> _Problem to work on_
Restate the following entries exactly, including every line.

> _Extracted material_

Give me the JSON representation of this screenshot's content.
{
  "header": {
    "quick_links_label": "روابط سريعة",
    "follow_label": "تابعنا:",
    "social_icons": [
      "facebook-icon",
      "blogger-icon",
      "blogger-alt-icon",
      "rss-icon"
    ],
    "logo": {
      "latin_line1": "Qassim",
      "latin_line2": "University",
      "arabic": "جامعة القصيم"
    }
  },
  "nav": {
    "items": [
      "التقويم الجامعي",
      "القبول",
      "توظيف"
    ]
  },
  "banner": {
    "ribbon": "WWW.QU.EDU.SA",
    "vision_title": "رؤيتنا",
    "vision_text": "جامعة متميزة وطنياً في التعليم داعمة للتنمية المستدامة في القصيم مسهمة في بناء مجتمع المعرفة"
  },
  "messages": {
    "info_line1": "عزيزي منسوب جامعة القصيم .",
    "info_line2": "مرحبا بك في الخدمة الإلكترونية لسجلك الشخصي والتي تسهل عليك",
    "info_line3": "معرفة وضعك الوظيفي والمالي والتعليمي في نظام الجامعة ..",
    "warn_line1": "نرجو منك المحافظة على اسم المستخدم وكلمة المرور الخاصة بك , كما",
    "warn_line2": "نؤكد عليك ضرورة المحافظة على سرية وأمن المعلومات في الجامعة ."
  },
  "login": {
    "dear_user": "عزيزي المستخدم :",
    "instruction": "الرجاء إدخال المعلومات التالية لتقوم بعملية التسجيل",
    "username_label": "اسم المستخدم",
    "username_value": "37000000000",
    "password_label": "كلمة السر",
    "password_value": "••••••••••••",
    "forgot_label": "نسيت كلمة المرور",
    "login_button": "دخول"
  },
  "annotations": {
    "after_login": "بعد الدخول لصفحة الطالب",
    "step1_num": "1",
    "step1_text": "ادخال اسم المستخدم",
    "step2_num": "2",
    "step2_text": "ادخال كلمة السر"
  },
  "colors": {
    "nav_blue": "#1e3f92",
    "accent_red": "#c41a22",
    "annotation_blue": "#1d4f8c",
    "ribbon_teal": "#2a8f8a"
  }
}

> _Response area_
Give me the JSON representation of this screenshot's content.
{
  "header": {
    "quick_links_label": "روابط سريعة",
    "follow_label": "تابعنا:",
    "social_icons": [
      "facebook-icon",
      "blogger-icon",
      "blogger-alt-icon",
      "rss-icon"
    ],
    "logo": {
      "latin_line1": "Qassim",
      "latin_line2": "University",
      "arabic": "جامعة القصيم"
    }
  },
  "nav": {
    "items": [
      "التقويم الجامعي",
      "القبول",
      "توظيف"
    ]
  },
  "banner": {
    "ribbon": "WWW.QU.EDU.SA",
    "vision_title": "رؤيتنا",
    "vision_text": "جامعة متميزة وطنياً في التعليم داعمة للتنمية المستدامة في القصيم مسهمة في بناء مجتمع المعرفة"
  },
  "messages": {
    "info_line1": "عزيزي منسوب جامعة القصيم .",
    "info_line2": "مرحبا بك في الخدمة الإلكترونية لسجلك الشخصي والتي تسهل عليك",
    "info_line3": "معرفة وضعك الوظيفي والمالي والتعليمي في نظام الجامعة ..",
    "warn_line1": "نرجو منك المحافظة على اسم المستخدم وكلمة المرور الخاصة بك , كما",
    "warn_line2": "نؤكد عليك ضرورة المحافظة على سرية وأمن المعلومات في الجامعة ."
  },
  "login": {
    "dear_user": "عزيزي المستخدم :",
    "instruction": "الرجاء إدخال المعلومات التالية لتقوم بعملية التسجيل",
    "username_label": "اسم المستخدم",
    "username_value": "37000000000",
    "password_label": "كلمة السر",
    "password_value": "••••••••••••",
    "forgot_label": "نسيت كلمة المرور",
    "login_button": "دخول"
  },
  "annotations": {
    "after_login": "بعد الدخول لصفحة الطالب",
    "step1_num": "1",
    "step1_text": "ادخال اسم المستخدم",
    "step2_num": "2",
    "step2_text": "ادخال كلمة السر"
  },
  "colors": {
    "nav_blue": "#1e3f92",
    "accent_red": "#c41a22",
    "annotation_blue": "#1d4f8c",
    "ribbon_teal": "#2a8f8a"
  }
}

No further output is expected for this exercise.